#### INSTRUCTIONS FOR THE TASK:
Each line below with the word "Aprovar" needs to be copied.

(Stored entries)
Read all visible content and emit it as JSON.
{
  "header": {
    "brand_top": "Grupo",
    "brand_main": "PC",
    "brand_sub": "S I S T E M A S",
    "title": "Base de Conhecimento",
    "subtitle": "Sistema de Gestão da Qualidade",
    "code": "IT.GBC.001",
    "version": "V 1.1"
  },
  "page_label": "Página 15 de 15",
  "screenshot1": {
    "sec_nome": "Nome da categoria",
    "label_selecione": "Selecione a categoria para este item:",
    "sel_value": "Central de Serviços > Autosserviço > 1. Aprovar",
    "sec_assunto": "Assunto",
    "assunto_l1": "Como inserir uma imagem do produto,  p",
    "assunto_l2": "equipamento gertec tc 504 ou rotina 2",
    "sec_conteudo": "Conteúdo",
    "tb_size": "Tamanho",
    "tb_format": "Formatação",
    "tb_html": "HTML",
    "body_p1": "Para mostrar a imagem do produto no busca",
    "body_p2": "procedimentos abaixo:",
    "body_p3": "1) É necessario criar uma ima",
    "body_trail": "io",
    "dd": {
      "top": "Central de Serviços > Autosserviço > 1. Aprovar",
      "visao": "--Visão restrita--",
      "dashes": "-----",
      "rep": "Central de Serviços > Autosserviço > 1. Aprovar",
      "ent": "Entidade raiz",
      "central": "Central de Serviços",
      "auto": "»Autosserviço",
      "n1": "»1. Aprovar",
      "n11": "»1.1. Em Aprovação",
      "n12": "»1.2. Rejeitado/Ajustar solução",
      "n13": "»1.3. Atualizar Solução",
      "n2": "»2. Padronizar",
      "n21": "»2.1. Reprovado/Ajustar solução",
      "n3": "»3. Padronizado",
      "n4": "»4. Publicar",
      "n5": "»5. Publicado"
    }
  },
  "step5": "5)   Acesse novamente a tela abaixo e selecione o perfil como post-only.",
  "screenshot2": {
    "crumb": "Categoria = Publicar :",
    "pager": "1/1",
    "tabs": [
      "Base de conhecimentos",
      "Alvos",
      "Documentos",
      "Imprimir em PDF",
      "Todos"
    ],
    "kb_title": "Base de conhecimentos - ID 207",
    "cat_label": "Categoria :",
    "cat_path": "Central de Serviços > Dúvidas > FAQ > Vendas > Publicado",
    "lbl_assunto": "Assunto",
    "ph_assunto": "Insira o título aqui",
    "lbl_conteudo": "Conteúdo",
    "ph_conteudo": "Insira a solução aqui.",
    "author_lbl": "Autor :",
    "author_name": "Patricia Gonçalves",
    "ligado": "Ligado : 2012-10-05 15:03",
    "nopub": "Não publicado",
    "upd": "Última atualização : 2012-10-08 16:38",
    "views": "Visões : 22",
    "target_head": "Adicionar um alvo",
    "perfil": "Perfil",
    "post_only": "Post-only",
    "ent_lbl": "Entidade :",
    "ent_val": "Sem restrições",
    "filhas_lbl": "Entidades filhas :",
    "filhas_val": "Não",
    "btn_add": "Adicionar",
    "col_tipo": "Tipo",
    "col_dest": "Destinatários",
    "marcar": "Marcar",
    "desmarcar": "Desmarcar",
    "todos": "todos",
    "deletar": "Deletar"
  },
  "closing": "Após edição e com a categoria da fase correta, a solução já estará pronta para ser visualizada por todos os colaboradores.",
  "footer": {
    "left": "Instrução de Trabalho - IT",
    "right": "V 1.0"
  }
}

#### TASK RESULT:
    "sel_value": "Central de Serviços > Autosserviço > 1. Aprovar",
      "top": "Central de Serviços > Autosserviço > 1. Aprovar",
      "rep": "Central de Serviços > Autosserviço > 1. Aprovar",
      "n1": "»1. Aprovar",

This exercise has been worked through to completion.